**What this task involves**
Exclude images and print all the records verbatim.

[Excerpts from an interface dataset]

________

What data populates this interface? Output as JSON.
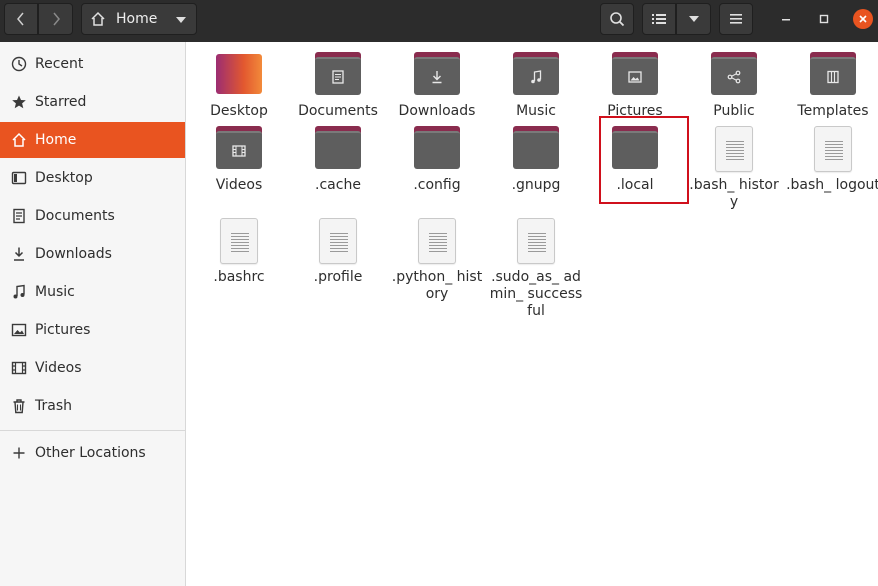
{
  "header": {
    "path_label": "Home",
    "icons": {
      "back": "chevron-left-icon",
      "forward": "chevron-right-icon",
      "home": "home-icon",
      "search": "search-icon",
      "view": "list-view-icon",
      "menu": "hamburger-icon",
      "minimize": "minimize-icon",
      "maximize": "maximize-icon",
      "close": "close-icon"
    },
    "close_color": "#e95420"
  },
  "sidebar": {
    "items": [
      {
        "label": "Recent",
        "icon": "clock-icon"
      },
      {
        "label": "Starred",
        "icon": "star-icon"
      },
      {
        "label": "Home",
        "icon": "home-icon",
        "active": true
      },
      {
        "label": "Desktop",
        "icon": "desktop-icon"
      },
      {
        "label": "Documents",
        "icon": "document-icon"
      },
      {
        "label": "Downloads",
        "icon": "download-icon"
      },
      {
        "label": "Music",
        "icon": "music-icon"
      },
      {
        "label": "Pictures",
        "icon": "picture-icon"
      },
      {
        "label": "Videos",
        "icon": "video-icon"
      },
      {
        "label": "Trash",
        "icon": "trash-icon"
      }
    ],
    "other_locations": {
      "label": "Other Locations",
      "icon": "plus-icon"
    },
    "active_color": "#e95420"
  },
  "files": [
    {
      "name": "Desktop",
      "kind": "desktop"
    },
    {
      "name": "Documents",
      "kind": "folder",
      "emblem": "document-emblem-icon"
    },
    {
      "name": "Downloads",
      "kind": "folder",
      "emblem": "download-emblem-icon"
    },
    {
      "name": "Music",
      "kind": "folder",
      "emblem": "music-emblem-icon"
    },
    {
      "name": "Pictures",
      "kind": "folder",
      "emblem": "picture-emblem-icon"
    },
    {
      "name": "Public",
      "kind": "folder",
      "emblem": "share-emblem-icon"
    },
    {
      "name": "Templates",
      "kind": "folder",
      "emblem": "template-emblem-icon"
    },
    {
      "name": "Videos",
      "kind": "folder",
      "emblem": "video-emblem-icon"
    },
    {
      "name": ".cache",
      "kind": "folder"
    },
    {
      "name": ".config",
      "kind": "folder"
    },
    {
      "name": ".gnupg",
      "kind": "folder"
    },
    {
      "name": ".local",
      "kind": "folder",
      "highlighted": true
    },
    {
      "name": ".bash_ history",
      "kind": "file"
    },
    {
      "name": ".bash_ logout",
      "kind": "file"
    },
    {
      "name": ".bashrc",
      "kind": "file"
    },
    {
      "name": ".profile",
      "kind": "file"
    },
    {
      "name": ".python_ history",
      "kind": "file"
    },
    {
      "name": ".sudo_as_ admin_ successful",
      "kind": "file"
    }
  ],
  "highlight_color": "#d0101c"
}
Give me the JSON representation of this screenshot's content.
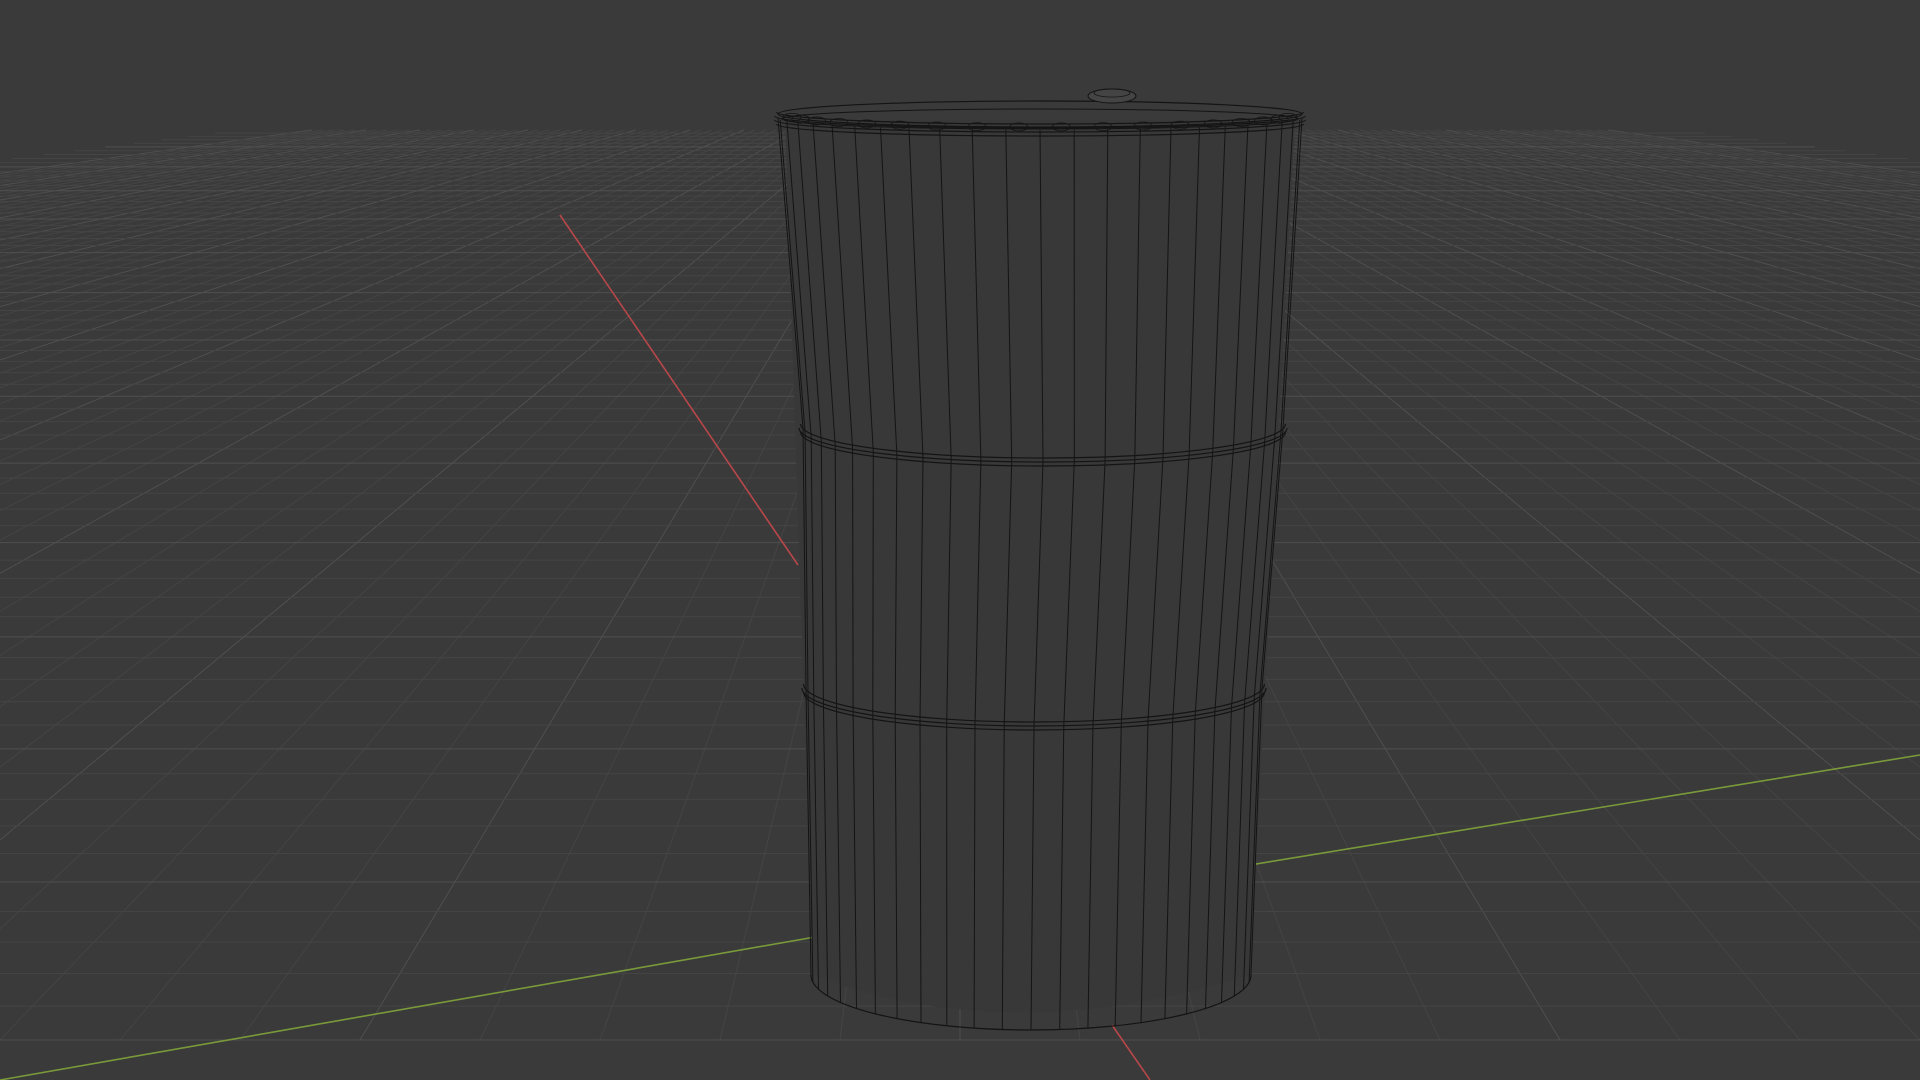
{
  "viewport": {
    "shading_mode": "wireframe",
    "object": "barrel",
    "colors": {
      "background": "#3a3a3a",
      "grid_line": "#4f4f4f",
      "grid_line_faint": "#444444",
      "x_axis": "#b8474a",
      "y_axis": "#7a9a3a",
      "wire": "#141414",
      "wire_fill": "#383838"
    }
  }
}
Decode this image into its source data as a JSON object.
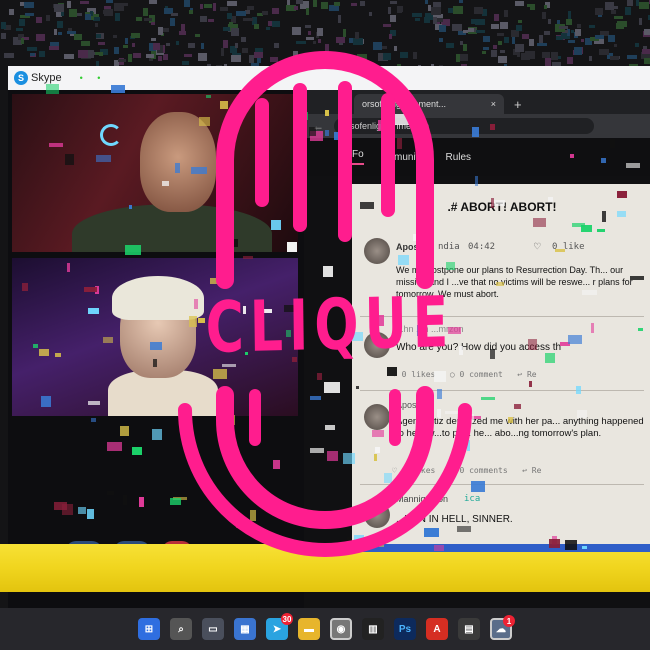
{
  "skype": {
    "logo_letter": "S",
    "title": "Skype"
  },
  "browser": {
    "tab_title": "orsofenlightenment...",
    "tab_close": "×",
    "new_tab": "+",
    "url": "orsofenlightenment.rp",
    "nav": {
      "forum": "Fo",
      "community": "mmunity",
      "rules": "Rules"
    }
  },
  "forum": {
    "thread_title": ".# ABORT! ABORT!",
    "posts": [
      {
        "author": "Apostl",
        "group": "ndia",
        "time": "04:42",
        "likes": "0 like",
        "body": "We m...postpone our plans to Resurrection Day. Th... our mission and I ...ve that no victims will be reswe... r plans for tomorrow. We must abort."
      },
      {
        "author": "...hn ...n ...mrzon",
        "body": "Who are you? How did you access th",
        "likes": "0 likes",
        "comments": "0 comment",
        "reply": "Re"
      },
      {
        "author": "Apostl",
        "body": "Agent Ortiz deputized me with her pa... anything happened to her i w...to po... he... abo...ng tomorrow's plan.",
        "likes": "0 likes",
        "comments": "0 comments",
        "reply": "Re"
      },
      {
        "author": "Mannigarzon",
        "group": "ica",
        "body": "...URN IN HELL, SINNER."
      }
    ]
  },
  "overlay": {
    "logo_text": "CLIQUE"
  },
  "taskbar": {
    "telegram_badge": "30",
    "skype_badge": "1",
    "photoshop_label": "Ps"
  },
  "colors": {
    "logo_pink": "#ff1d8e",
    "band_yellow": "#f0d51e",
    "taskbar": "#27272c"
  }
}
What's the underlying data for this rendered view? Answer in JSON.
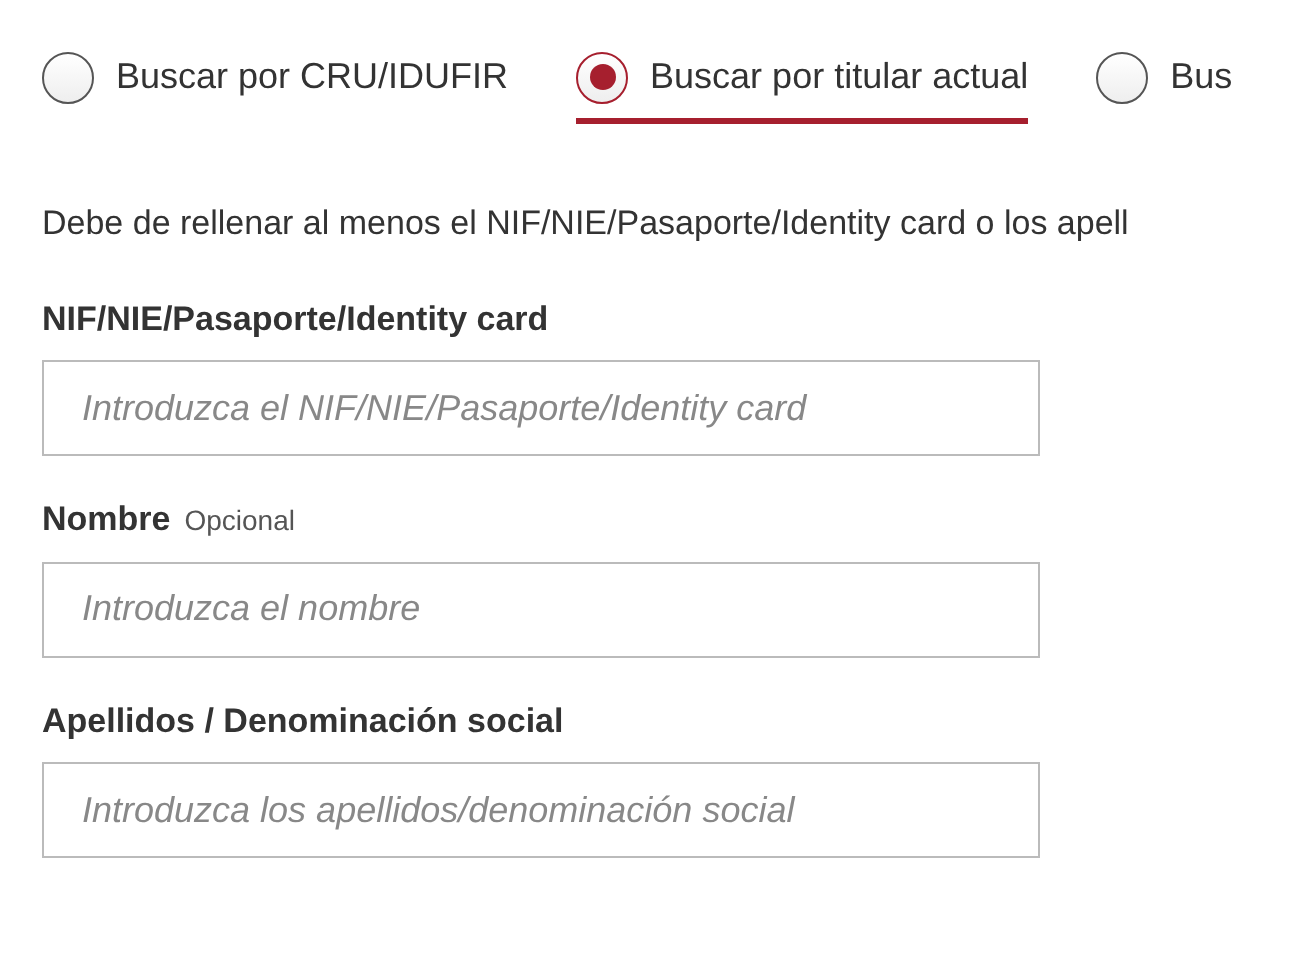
{
  "search_modes": [
    {
      "label": "Buscar por CRU/IDUFIR",
      "selected": false
    },
    {
      "label": "Buscar por titular actual",
      "selected": true
    },
    {
      "label": "Bus",
      "selected": false
    }
  ],
  "instruction": "Debe de rellenar al menos el NIF/NIE/Pasaporte/Identity card o los apell",
  "fields": [
    {
      "label": "NIF/NIE/Pasaporte/Identity card",
      "placeholder": "Introduzca el NIF/NIE/Pasaporte/Identity card"
    },
    {
      "label": "Nombre",
      "hint": "Opcional",
      "placeholder": "Introduzca el nombre"
    },
    {
      "label": "Apellidos / Denominación social",
      "placeholder": "Introduzca los apellidos/denominación social"
    }
  ]
}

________

**Result of the task**
What data populates this interface? Output as JSON.
{
  "header": {
    "path_label": "Home",
    "icons": {
      "back": "chevron-left-icon",
      "forward": "chevron-right-icon",
      "home": "home-icon",
      "search": "search-icon",
      "view": "list-view-icon",
      "menu": "hamburger-icon",
      "minimize": "minimize-icon",
      "maximize": "maximize-icon",
      "close": "close-icon"
    },
    "close_color": "#e95420"
  },
  "sidebar": {
    "items": [
      {
        "label": "Recent",
        "icon": "clock-icon"
      },
      {
        "label": "Starred",
        "icon": "star-icon"
      },
      {
        "label": "Home",
        "icon": "home-icon",
        "active": true
      },
      {
        "label": "Desktop",
        "icon": "desktop-icon"
      },
      {
        "label": "Documents",
        "icon": "document-icon"
      },
      {
        "label": "Downloads",
        "icon": "download-icon"
      },
      {
        "label": "Music",
        "icon": "music-icon"
      },
      {
        "label": "Pictures",
        "icon": "picture-icon"
      },
      {
        "label": "Videos",
        "icon": "video-icon"
      },
      {
        "label": "Trash",
        "icon": "trash-icon"
      }
    ],
    "other_locations": {
      "label": "Other Locations",
      "icon": "plus-icon"
    },
    "active_color": "#e95420"
  },
  "files": [
    {
      "name": "Desktop",
      "kind": "desktop"
    },
    {
      "name": "Documents",
      "kind": "folder",
      "emblem": "document-emblem-icon"
    },
    {
      "name": "Downloads",
      "kind": "folder",
      "emblem": "download-emblem-icon"
    },
    {
      "name": "Music",
      "kind": "folder",
      "emblem": "music-emblem-icon"
    },
    {
      "name": "Pictures",
      "kind": "folder",
      "emblem": "picture-emblem-icon"
    },
    {
      "name": "Public",
      "kind": "folder",
      "emblem": "share-emblem-icon"
    },
    {
      "name": "Templates",
      "kind": "folder",
      "emblem": "template-emblem-icon"
    },
    {
      "name": "Videos",
      "kind": "folder",
      "emblem": "video-emblem-icon"
    },
    {
      "name": ".cache",
      "kind": "folder"
    },
    {
      "name": ".config",
      "kind": "folder"
    },
    {
      "name": ".gnupg",
      "kind": "folder"
    },
    {
      "name": ".local",
      "kind": "folder",
      "highlighted": true
    },
    {
      "name": ".bash_ history",
      "kind": "file"
    },
    {
      "name": ".bash_ logout",
      "kind": "file"
    },
    {
      "name": ".bashrc",
      "kind": "file"
    },
    {
      "name": ".profile",
      "kind": "file"
    },
    {
      "name": ".python_ history",
      "kind": "file"
    },
    {
      "name": ".sudo_as_ admin_ successful",
      "kind": "file"
    }
  ],
  "highlight_color": "#d0101c"
}
Give me the JSON representation of this screenshot's content.
{
  "viewport": {
    "shading_mode": "wireframe",
    "object": "barrel",
    "colors": {
      "background": "#3a3a3a",
      "grid_line": "#4f4f4f",
      "grid_line_faint": "#444444",
      "x_axis": "#b8474a",
      "y_axis": "#7a9a3a",
      "wire": "#141414",
      "wire_fill": "#383838"
    }
  }
}
Decode this image into its source data as a JSON object.
{
  "skype": {
    "logo_letter": "S",
    "title": "Skype"
  },
  "browser": {
    "tab_title": "orsofenlightenment...",
    "tab_close": "×",
    "new_tab": "+",
    "url": "orsofenlightenment.rp",
    "nav": {
      "forum": "Fo",
      "community": "mmunity",
      "rules": "Rules"
    }
  },
  "forum": {
    "thread_title": ".# ABORT! ABORT!",
    "posts": [
      {
        "author": "Apostl",
        "group": "ndia",
        "time": "04:42",
        "likes": "0 like",
        "body": "We m...postpone our plans to Resurrection Day. Th... our mission and I ...ve that no victims will be reswe... r plans for tomorrow. We must abort."
      },
      {
        "author": "...hn ...n ...mrzon",
        "body": "Who are you? How did you access th",
        "likes": "0 likes",
        "comments": "0 comment",
        "reply": "Re"
      },
      {
        "author": "Apostl",
        "body": "Agent Ortiz deputized me with her pa... anything happened to her i w...to po... he... abo...ng tomorrow's plan.",
        "likes": "0 likes",
        "comments": "0 comments",
        "reply": "Re"
      },
      {
        "author": "Mannigarzon",
        "group": "ica",
        "body": "...URN IN HELL, SINNER."
      }
    ]
  },
  "overlay": {
    "logo_text": "CLIQUE"
  },
  "taskbar": {
    "telegram_badge": "30",
    "skype_badge": "1",
    "photoshop_label": "Ps"
  },
  "colors": {
    "logo_pink": "#ff1d8e",
    "band_yellow": "#f0d51e",
    "taskbar": "#27272c"
  }
}
What's the underlying data for this rendered view? Answer in JSON.
{
  "search_modes": [
    {
      "label": "Buscar por CRU/IDUFIR",
      "selected": false
    },
    {
      "label": "Buscar por titular actual",
      "selected": true
    },
    {
      "label": "Bus",
      "selected": false
    }
  ],
  "instruction": "Debe de rellenar al menos el NIF/NIE/Pasaporte/Identity card o los apell",
  "fields": [
    {
      "label": "NIF/NIE/Pasaporte/Identity card",
      "placeholder": "Introduzca el NIF/NIE/Pasaporte/Identity card"
    },
    {
      "label": "Nombre",
      "hint": "Opcional",
      "placeholder": "Introduzca el nombre"
    },
    {
      "label": "Apellidos / Denominación social",
      "placeholder": "Introduzca los apellidos/denominación social"
    }
  ]
}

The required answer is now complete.